**WHAT IS BEING ASKED**
The result should be every line in the material below containing the string "small".

**INFORMATION PROVIDED**

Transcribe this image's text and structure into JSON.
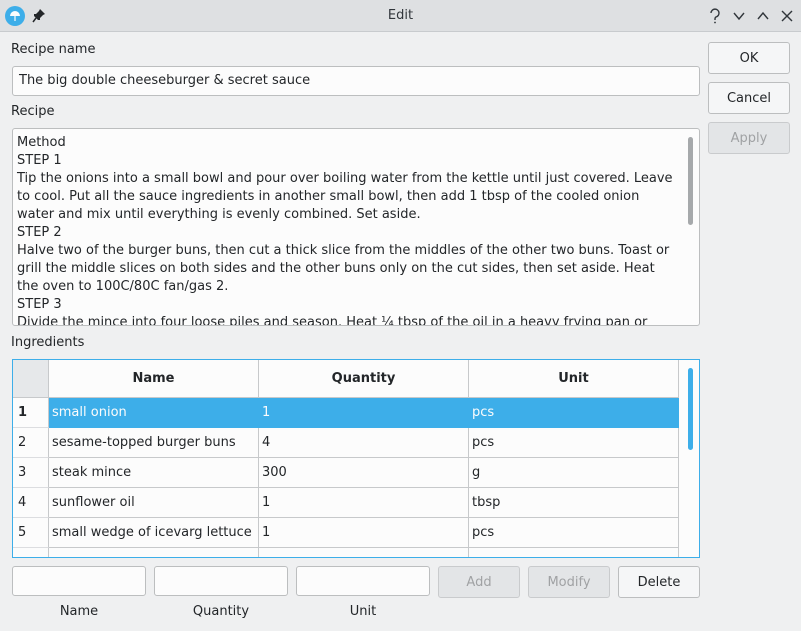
{
  "window": {
    "title": "Edit"
  },
  "buttons": {
    "ok": "OK",
    "cancel": "Cancel",
    "apply": "Apply",
    "add": "Add",
    "modify": "Modify",
    "delete": "Delete"
  },
  "recipe_name": {
    "label": "Recipe name",
    "value": "The big double cheeseburger & secret sauce"
  },
  "recipe": {
    "label": "Recipe",
    "lines": [
      "Method",
      "STEP 1",
      "Tip the onions into a small bowl and pour over boiling water from the kettle until just covered. Leave to cool. Put all the sauce ingredients in another small bowl, then add 1 tbsp of the cooled onion water and mix until everything is evenly combined. Set aside.",
      "STEP 2",
      "Halve two of the burger buns, then cut a thick slice from the middles of the other two buns. Toast or grill the middle slices on both sides and the other buns only on the cut sides, then set aside. Heat the oven to 100C/80C fan/gas 2.",
      "STEP 3",
      "Divide the mince into four loose piles and season. Heat ¼ tbsp of the oil in a heavy frying pan or skillet over"
    ]
  },
  "ingredients": {
    "label": "Ingredients",
    "columns": [
      "Name",
      "Quantity",
      "Unit"
    ],
    "rows": [
      {
        "num": "1",
        "name": "small onion",
        "quantity": "1",
        "unit": "pcs"
      },
      {
        "num": "2",
        "name": "sesame-topped burger buns",
        "quantity": "4",
        "unit": "pcs"
      },
      {
        "num": "3",
        "name": "steak mince",
        "quantity": "300",
        "unit": "g"
      },
      {
        "num": "4",
        "name": "sunflower oil",
        "quantity": "1",
        "unit": "tbsp"
      },
      {
        "num": "5",
        "name": "small wedge of icevarg lettuce",
        "quantity": "1",
        "unit": "pcs"
      }
    ],
    "selected_row": 0
  },
  "add_fields": {
    "name_label": "Name",
    "quantity_label": "Quantity",
    "unit_label": "Unit",
    "name_value": "",
    "quantity_value": "",
    "unit_value": ""
  },
  "colors": {
    "accent": "#3daee9",
    "background": "#eff0f1",
    "titlebar": "#dee0e2"
  },
  "icons": [
    "app-icon",
    "pin-icon",
    "help-icon",
    "minimize-icon",
    "maximize-icon"
  ]
}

**SOLVED EXERCISE**
      "Tip the onions into a small bowl and pour over boiling water from the kettle until just covered. Leave to cool. Put all the sauce ingredients in another small bowl, then add 1 tbsp of the cooled onion water and mix until everything is evenly combined. Set aside.",
        "name": "small onion",
        "name": "small wedge of icevarg lettuce",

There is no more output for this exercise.